He explained that drought is all about water.  Interestingly, so is wildland fire.  The amount of water in the dead and living vegetation is called fuel moisture and determines how hot the fire will burn.  When fuel burns, some of the heat produced is used to evaporate the fuel moisture.   The wetter the fuel the more heat is taken up to evaporate that water.  So fuel moisture can act like a brake and the higher it is the more it can just slow or calm things down.  We see this in the size of the flames.  Low fuel moisture means big flames.  In contrast, if fuel moisture is very high, the fire may not even ignite.

Drought has several impacts on fuel moisture.  First, while fine dead fuels like grass and weeds may change moisture content in as little as 1 hour, large fuels like limbs and logs, can take more than a month.  During a drought, these large fuels dry out more quickly and, during a wildfire, produce bigger flames.  Second, living foliage on brush and trees typically has very high fuel moisture and generally will be less flammable.  During a drought, the moisture of live foliage gets so low it burns like dead fuel, also causing bigger flames.Fire in Trees

Mr. Munns went on to explain that bigger flames lead to wicked and unpredictable fire behavior making fires difficult or impossible to control.  Bigger, hotter flames also spread into the tops of brush and trees, usually killing them and leaving little behind.  In other words, drought creates hotter, more severe fires that advance rapidly. Drier, hotter fires also increase the amount of embers that can start fires at a considerable distance from the main flame front.  During a drought, the fuels that embers land in are drier, and more likely to ignite.  This increases the risk of fires starting, particularly in and around structures. University of Nevada Cooperative Extension’s Living With Fire Program has a great publication to help you learn more about embers. Click here to download a copy of Be Ember Aware!

I imagine that the lack of snow and rain helps explain the recent fires outside of what we normally think of as “fire season”.  Some examples are the Caughlin Fire in November, 2011 in Reno, the Washoe Drive Fire in January 2012 near Carson City, and the Round Fire near Bridgeport, CA fire just this week.  Mr. Munns told me that damaging fires have burned every month of the year in the Great Basin, particularly during drought years.  Mr. Munns concluded by emphasizing that preparing homes for fire is always necessary, but it is even more important, year round during a drought.  Since it is an issue of great concern to the firefighting community, it should also be for my community.

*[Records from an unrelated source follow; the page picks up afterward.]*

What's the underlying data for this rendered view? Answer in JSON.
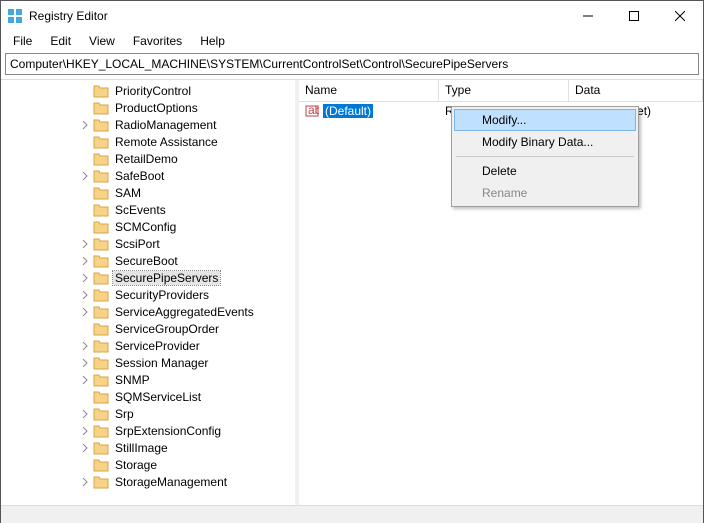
{
  "window": {
    "title": "Registry Editor"
  },
  "menubar": {
    "items": [
      "File",
      "Edit",
      "View",
      "Favorites",
      "Help"
    ]
  },
  "address": {
    "path": "Computer\\HKEY_LOCAL_MACHINE\\SYSTEM\\CurrentControlSet\\Control\\SecurePipeServers"
  },
  "tree": {
    "indent": 78,
    "selected": "SecurePipeServers",
    "items": [
      {
        "label": "PriorityControl",
        "expander": false
      },
      {
        "label": "ProductOptions",
        "expander": false
      },
      {
        "label": "RadioManagement",
        "expander": true
      },
      {
        "label": "Remote Assistance",
        "expander": false
      },
      {
        "label": "RetailDemo",
        "expander": false
      },
      {
        "label": "SafeBoot",
        "expander": true
      },
      {
        "label": "SAM",
        "expander": false
      },
      {
        "label": "ScEvents",
        "expander": false
      },
      {
        "label": "SCMConfig",
        "expander": false
      },
      {
        "label": "ScsiPort",
        "expander": true
      },
      {
        "label": "SecureBoot",
        "expander": true
      },
      {
        "label": "SecurePipeServers",
        "expander": true,
        "selected": true
      },
      {
        "label": "SecurityProviders",
        "expander": true
      },
      {
        "label": "ServiceAggregatedEvents",
        "expander": true
      },
      {
        "label": "ServiceGroupOrder",
        "expander": false
      },
      {
        "label": "ServiceProvider",
        "expander": true
      },
      {
        "label": "Session Manager",
        "expander": true
      },
      {
        "label": "SNMP",
        "expander": true
      },
      {
        "label": "SQMServiceList",
        "expander": false
      },
      {
        "label": "Srp",
        "expander": true
      },
      {
        "label": "SrpExtensionConfig",
        "expander": true
      },
      {
        "label": "StillImage",
        "expander": true
      },
      {
        "label": "Storage",
        "expander": false
      },
      {
        "label": "StorageManagement",
        "expander": true
      }
    ]
  },
  "list": {
    "columns": {
      "name": "Name",
      "type": "Type",
      "data": "Data"
    },
    "rows": [
      {
        "icon": "string-value-icon",
        "name": "(Default)",
        "type": "REG_SZ",
        "data": "(value not set)",
        "selected": true
      }
    ]
  },
  "context_menu": {
    "items": [
      {
        "label": "Modify...",
        "highlighted": true
      },
      {
        "label": "Modify Binary Data..."
      },
      {
        "sep": true
      },
      {
        "label": "Delete"
      },
      {
        "label": "Rename",
        "disabled": true
      }
    ]
  }
}
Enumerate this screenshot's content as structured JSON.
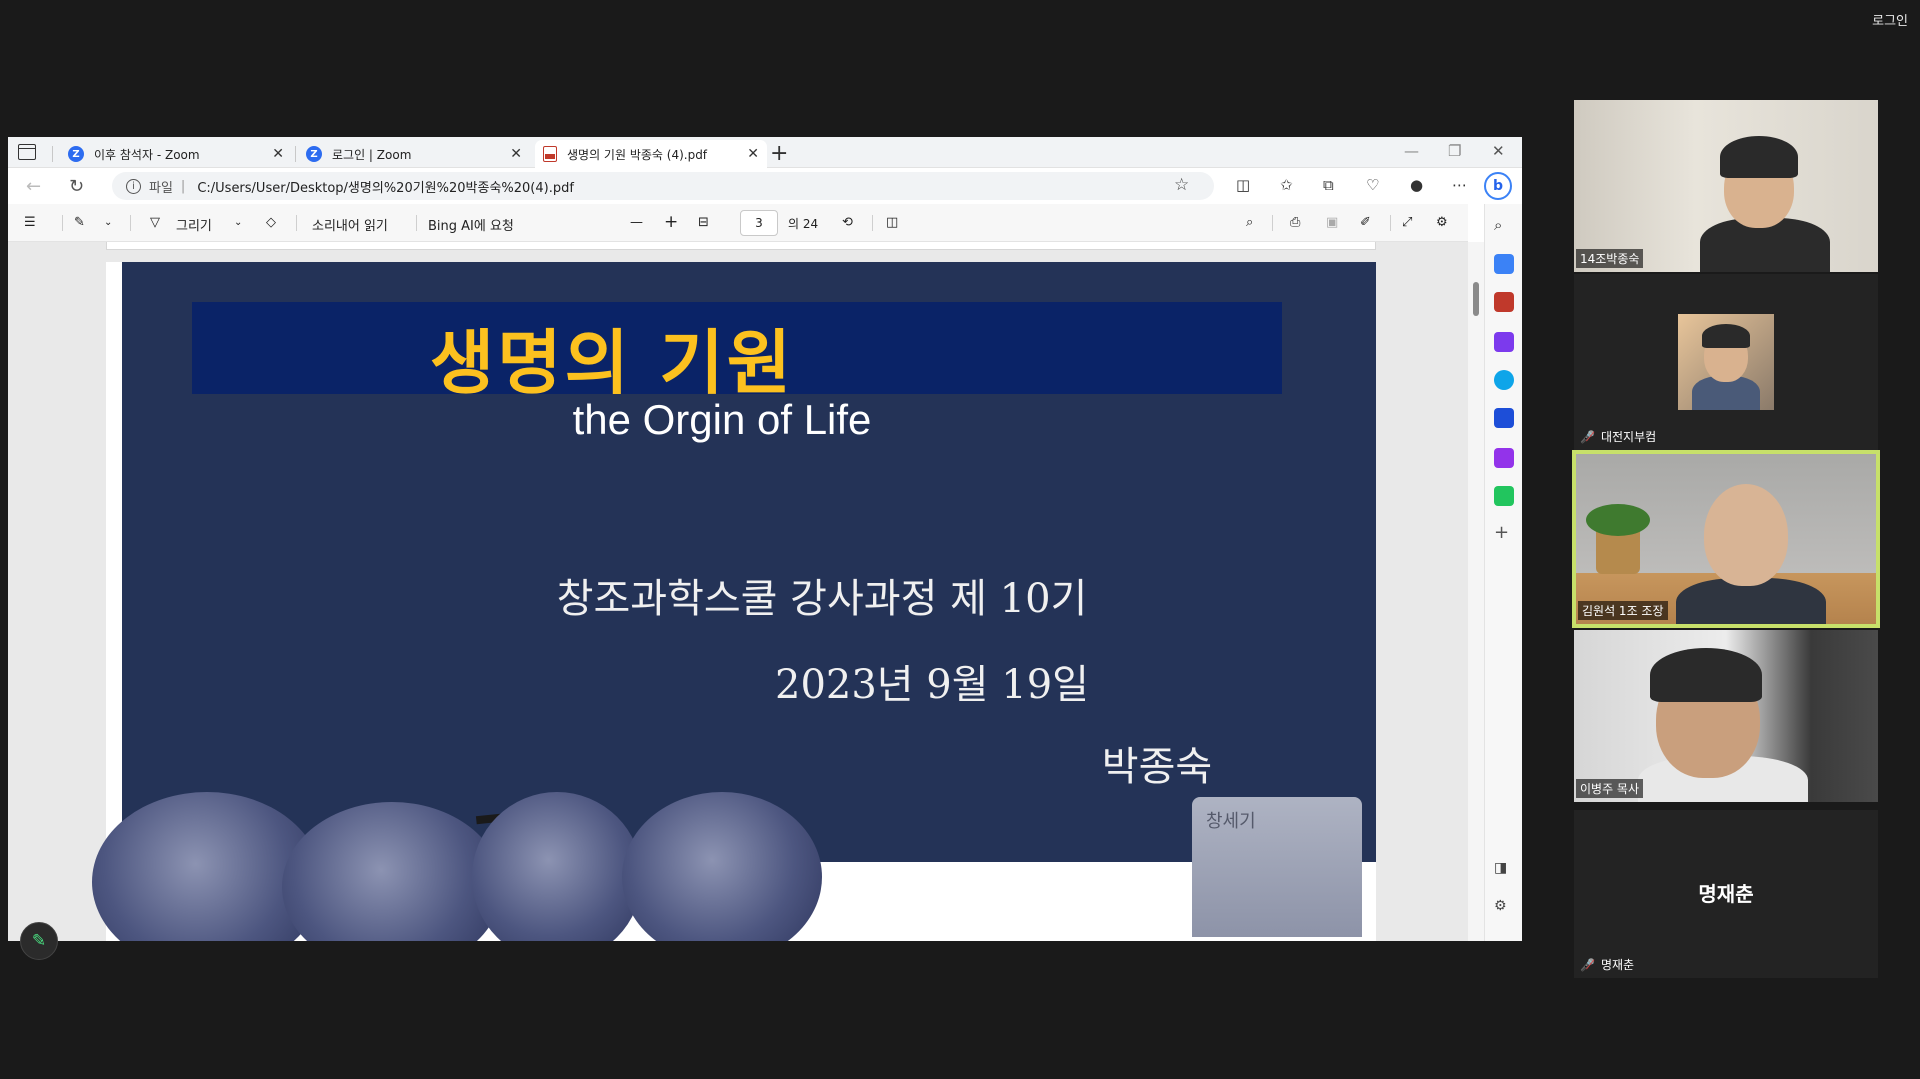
{
  "top_right_label": "로그인",
  "browser": {
    "tabs": [
      {
        "label": "이후 참석자 - Zoom",
        "icon": "zoom-icon",
        "active": false
      },
      {
        "label": "로그인 | Zoom",
        "icon": "zoom-icon",
        "active": false
      },
      {
        "label": "생명의 기원 박종숙 (4).pdf",
        "icon": "pdf-icon",
        "active": true
      }
    ],
    "address": {
      "scheme_label": "파일",
      "url": "C:/Users/User/Desktop/생명의%20기원%20박종숙%20(4).pdf"
    }
  },
  "pdf_toolbar": {
    "draw_label": "그리기",
    "read_aloud_label": "소리내어 읽기",
    "ask_bing_label": "Bing AI에 요청",
    "page_current": "3",
    "page_total_label": "의 24"
  },
  "slide": {
    "title": "생명의 기원",
    "subtitle": "the Orgin of Life",
    "line1": "창조과학스쿨 강사과정 제 10기",
    "line2": "2023년 9월 19일",
    "author": "박종숙",
    "book_text": "창세기"
  },
  "participants": [
    {
      "name": "14조박종숙",
      "muted": false,
      "video": true,
      "speaking": false
    },
    {
      "name": "대전지부컴",
      "muted": true,
      "video": true,
      "speaking": false
    },
    {
      "name": "김원석 1조 조장",
      "muted": false,
      "video": true,
      "speaking": true
    },
    {
      "name": "이병주 목사",
      "muted": false,
      "video": true,
      "speaking": false
    },
    {
      "name": "명재춘",
      "muted": true,
      "video": false,
      "speaking": false,
      "display_name": "명재춘"
    }
  ],
  "colors": {
    "slide_bg": "#243357",
    "title_band": "#0a2367",
    "title_text": "#fcc11f",
    "active_speaker_border": "#c7e06a",
    "zoom_bg": "#1a1a1a"
  }
}
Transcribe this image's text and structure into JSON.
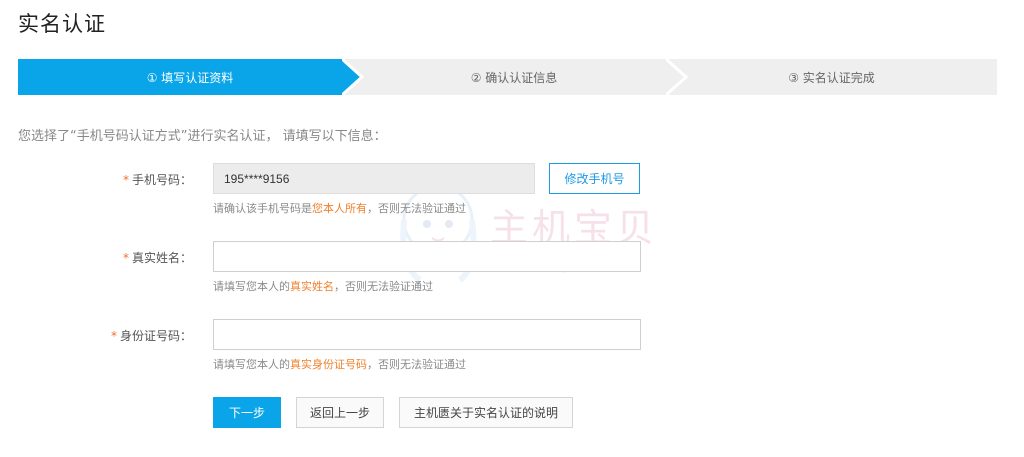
{
  "page": {
    "title": "实名认证"
  },
  "steps": [
    {
      "label": "① 填写认证资料",
      "active": true
    },
    {
      "label": "② 确认认证信息",
      "active": false
    },
    {
      "label": "③ 实名认证完成",
      "active": false
    }
  ],
  "intro": "您选择了“手机号码认证方式”进行实名认证， 请填写以下信息：",
  "form": {
    "required_mark": "*",
    "phone": {
      "label": "手机号码：",
      "value": "195****9156",
      "change_button": "修改手机号",
      "hint_prefix": "请确认该手机号码是",
      "hint_highlight": "您本人所有",
      "hint_suffix": "，否则无法验证通过"
    },
    "name": {
      "label": "真实姓名：",
      "value": "",
      "hint_prefix": "请填写您本人的",
      "hint_highlight": "真实姓名",
      "hint_suffix": "，否则无法验证通过"
    },
    "id_number": {
      "label": "身份证号码：",
      "value": "",
      "hint_prefix": "请填写您本人的",
      "hint_highlight": "真实身份证号码",
      "hint_suffix": "，否则无法验证通过"
    }
  },
  "actions": {
    "next": "下一步",
    "back": "返回上一步",
    "explain": "主机匮关于实名认证的说明"
  },
  "watermark": {
    "text": "主机宝贝",
    "url": "idcbaby.com"
  },
  "colors": {
    "accent": "#0aa5e8",
    "highlight": "#f0812c",
    "inactive_step": "#efefef"
  }
}
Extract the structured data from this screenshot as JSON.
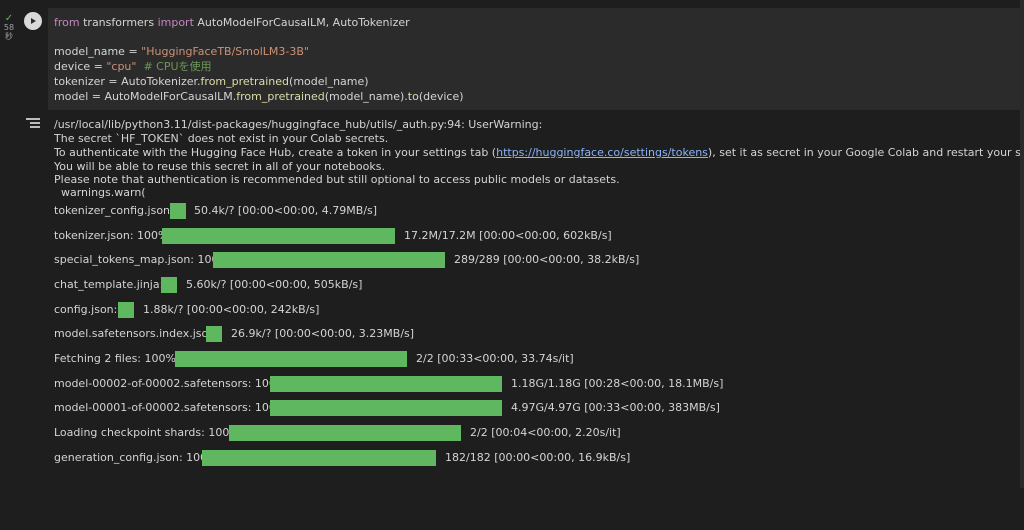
{
  "cell": {
    "status_time": "58",
    "status_unit": "秒",
    "code": {
      "line1": {
        "kw1": "from",
        "mid": " transformers ",
        "kw2": "import",
        "rest": " AutoModelForCausalLM, AutoTokenizer"
      },
      "line2": {
        "pre": "model_name = ",
        "str": "\"HuggingFaceTB/SmolLM3-3B\""
      },
      "line3": {
        "pre": "device = ",
        "str": "\"cpu\"",
        "comment": "  # CPUを使用"
      },
      "line4": {
        "pre": "tokenizer = AutoTokenizer.",
        "fn": "from_pretrained",
        "post": "(model_name)"
      },
      "line5": {
        "pre": "model = AutoModelForCausalLM.",
        "fn1": "from_pretrained",
        "mid": "(model_name).",
        "fn2": "to",
        "post": "(device)"
      }
    }
  },
  "output": {
    "warn_line1": "/usr/local/lib/python3.11/dist-packages/huggingface_hub/utils/_auth.py:94: UserWarning:",
    "warn_line2": "The secret `HF_TOKEN` does not exist in your Colab secrets.",
    "warn_line3_pre": "To authenticate with the Hugging Face Hub, create a token in your settings tab (",
    "warn_line3_link": "https://huggingface.co/settings/tokens",
    "warn_line3_post": "), set it as secret in your Google Colab and restart your session.",
    "warn_line4": "You will be able to reuse this secret in all of your notebooks.",
    "warn_line5": "Please note that authentication is recommended but still optional to access public models or datasets.",
    "warn_line6": "  warnings.warn(",
    "progress": [
      {
        "label": "tokenizer_config.json: ",
        "stats": "50.4k/? [00:00<00:00, 4.79MB/s]",
        "fill": 1.0
      },
      {
        "label": "tokenizer.json: 100%",
        "stats": "17.2M/17.2M [00:00<00:00, 602kB/s]",
        "fill": 1.0
      },
      {
        "label": "special_tokens_map.json: 100%",
        "stats": "289/289 [00:00<00:00, 38.2kB/s]",
        "fill": 1.0
      },
      {
        "label": "chat_template.jinja: ",
        "stats": "5.60k/? [00:00<00:00, 505kB/s]",
        "fill": 1.0
      },
      {
        "label": "config.json: ",
        "stats": "1.88k/? [00:00<00:00, 242kB/s]",
        "fill": 1.0
      },
      {
        "label": "model.safetensors.index.json: ",
        "stats": "26.9k/? [00:00<00:00, 3.23MB/s]",
        "fill": 1.0
      },
      {
        "label": "Fetching 2 files: 100%",
        "stats": "2/2 [00:33<00:00, 33.74s/it]",
        "fill": 1.0
      },
      {
        "label": "model-00002-of-00002.safetensors: 100%",
        "stats": "1.18G/1.18G [00:28<00:00, 18.1MB/s]",
        "fill": 1.0
      },
      {
        "label": "model-00001-of-00002.safetensors: 100%",
        "stats": "4.97G/4.97G [00:33<00:00, 383MB/s]",
        "fill": 1.0
      },
      {
        "label": "Loading checkpoint shards: 100%",
        "stats": "2/2 [00:04<00:00, 2.20s/it]",
        "fill": 1.0
      },
      {
        "label": "generation_config.json: 100%",
        "stats": "182/182 [00:00<00:00, 16.9kB/s]",
        "fill": 1.0
      }
    ]
  }
}
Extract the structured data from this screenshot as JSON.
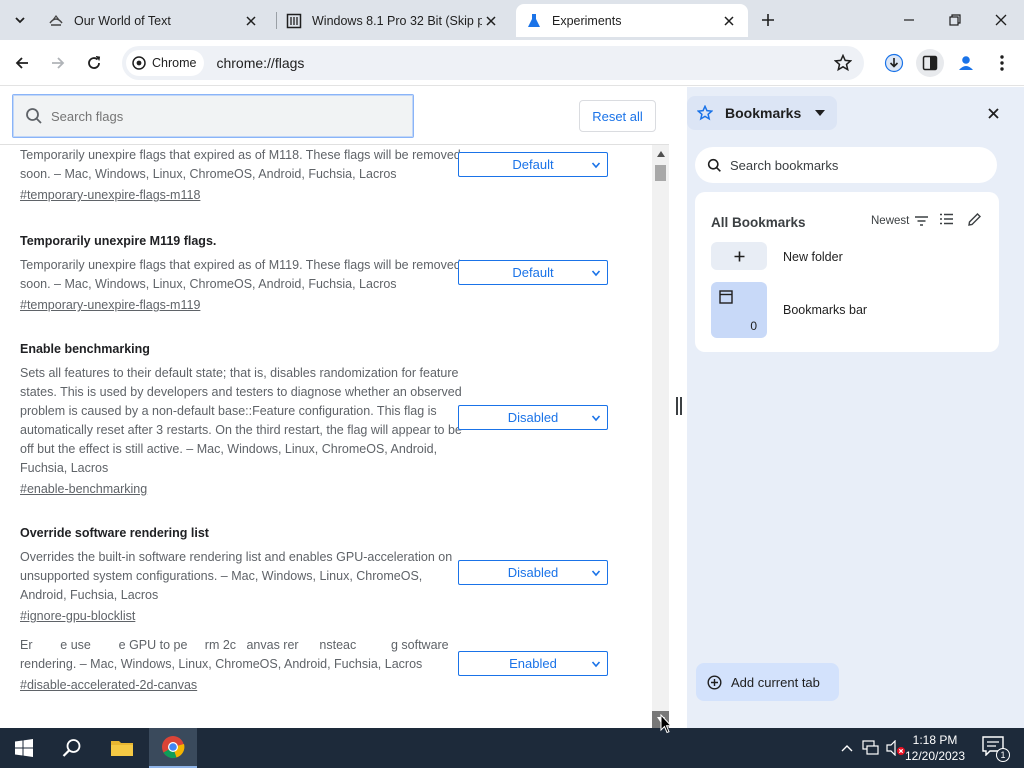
{
  "tabs": [
    {
      "title": "Our World of Text",
      "active": false
    },
    {
      "title": "Windows 8.1 Pro 32 Bit (Skip p",
      "active": false
    },
    {
      "title": "Experiments",
      "active": true
    }
  ],
  "toolbar": {
    "chip_label": "Chrome",
    "url": "chrome://flags"
  },
  "flags_page": {
    "search_placeholder": "Search flags",
    "reset_label": "Reset all",
    "items": [
      {
        "title": "",
        "description": "Temporarily unexpire flags that expired as of M118. These flags will be removed soon. – Mac, Windows, Linux, ChromeOS, Android, Fuchsia, Lacros",
        "link": "#temporary-unexpire-flags-m118",
        "value": "Default"
      },
      {
        "title": "Temporarily unexpire M119 flags.",
        "description": "Temporarily unexpire flags that expired as of M119. These flags will be removed soon. – Mac, Windows, Linux, ChromeOS, Android, Fuchsia, Lacros",
        "link": "#temporary-unexpire-flags-m119",
        "value": "Default"
      },
      {
        "title": "Enable benchmarking",
        "description": "Sets all features to their default state; that is, disables randomization for feature states. This is used by developers and testers to diagnose whether an observed problem is caused by a non-default base::Feature configuration. This flag is automatically reset after 3 restarts. On the third restart, the flag will appear to be off but the effect is still active. – Mac, Windows, Linux, ChromeOS, Android, Fuchsia, Lacros",
        "link": "#enable-benchmarking",
        "value": "Disabled"
      },
      {
        "title": "Override software rendering list",
        "description": "Overrides the built-in software rendering list and enables GPU-acceleration on unsupported system configurations. – Mac, Windows, Linux, ChromeOS, Android, Fuchsia, Lacros",
        "link": "#ignore-gpu-blocklist",
        "value": "Disabled"
      },
      {
        "title": "",
        "description": "Er        e use        e GPU to pe     rm 2c   anvas rer      nsteac          g software rendering. – Mac, Windows, Linux, ChromeOS, Android, Fuchsia, Lacros",
        "link": "#disable-accelerated-2d-canvas",
        "value": "Enabled"
      }
    ]
  },
  "side_panel": {
    "title": "Bookmarks",
    "search_placeholder": "Search bookmarks",
    "all_bookmarks": "All Bookmarks",
    "sort_label": "Newest",
    "new_folder": "New folder",
    "bookmarks_bar": "Bookmarks bar",
    "bookmarks_bar_count": "0",
    "add_current_tab": "Add current tab"
  },
  "taskbar": {
    "time": "1:18 PM",
    "date": "12/20/2023",
    "notification_count": "1"
  },
  "colors": {
    "accent": "#1a73e8",
    "tabstrip": "#dee3ea",
    "side_panel": "#e8eef8",
    "taskbar": "#1d2a3a"
  }
}
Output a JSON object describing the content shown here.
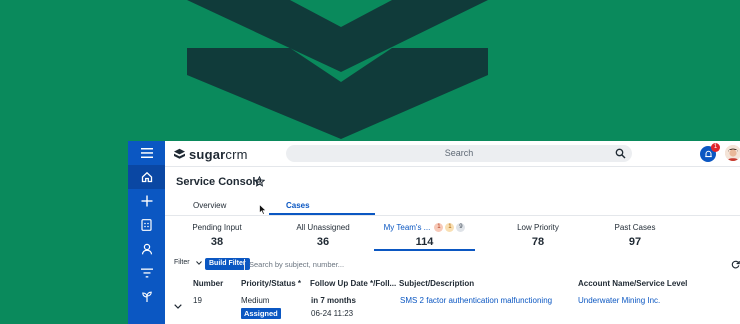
{
  "colors": {
    "backdrop": "#0a8a5c",
    "chevron": "#103b3a",
    "brand_blue": "#0b57c2",
    "rail_active": "#0a47a3",
    "danger": "#e0262b"
  },
  "rail": {
    "icons": [
      "menu-icon",
      "home-icon",
      "plus-icon",
      "calculator-icon",
      "user-icon",
      "filter-icon",
      "plant-icon"
    ]
  },
  "topbar": {
    "logo": {
      "brand": "sugar",
      "suffix": "crm"
    },
    "search": {
      "placeholder": "Search"
    },
    "notifications": {
      "count": "1"
    }
  },
  "page": {
    "title": "Service Console",
    "tabs": [
      {
        "label": "Overview",
        "active": false
      },
      {
        "label": "Cases",
        "active": true
      }
    ]
  },
  "stats": [
    {
      "label": "Pending Input",
      "value": "38"
    },
    {
      "label": "All Unassigned",
      "value": "36"
    },
    {
      "label": "My Team's ...",
      "value": "114",
      "active": true,
      "pills": [
        "1",
        "1",
        "9"
      ]
    },
    {
      "label": "Low Priority",
      "value": "78"
    },
    {
      "label": "Past Cases",
      "value": "97"
    }
  ],
  "filter": {
    "label": "Filter",
    "build_button": "Build Filter",
    "search_placeholder": "Search by subject, number..."
  },
  "table": {
    "headers": {
      "number": "Number",
      "priority": "Priority/Status *",
      "follow_up": "Follow Up Date */Foll...",
      "subject": "Subject/Description",
      "account": "Account Name/Service Level"
    },
    "rows": [
      {
        "number": "19",
        "priority": "Medium",
        "status": "Assigned",
        "follow_up": "in 7 months",
        "follow_up_date": "06-24 11:23",
        "subject": "SMS 2 factor authentication malfunctioning",
        "account": "Underwater Mining Inc."
      }
    ]
  }
}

Now I have a better understanding that drought causes hotter fires, allows the fire to spread rapidly and into the tops of brush and trees, and allows fires to burn every month of the year, even outside the ‘typical’ fire season.  Drought increases the likelihood of severe fires causing more damage to not only the environment, but also to the homes right here where I live, in the wildland-urban interface.

I can tell you that Mr. Munns got my attention and painted a pretty scary picture.  I read somewhere that to convince people of their vulnerability and stimulate action the threat of wildfire must be on the agenda; every agenda.  I can assure you that when the HOA board meets to talk about the drought in a few days, a new item dealing with the wildfire threat will also be on their agenda.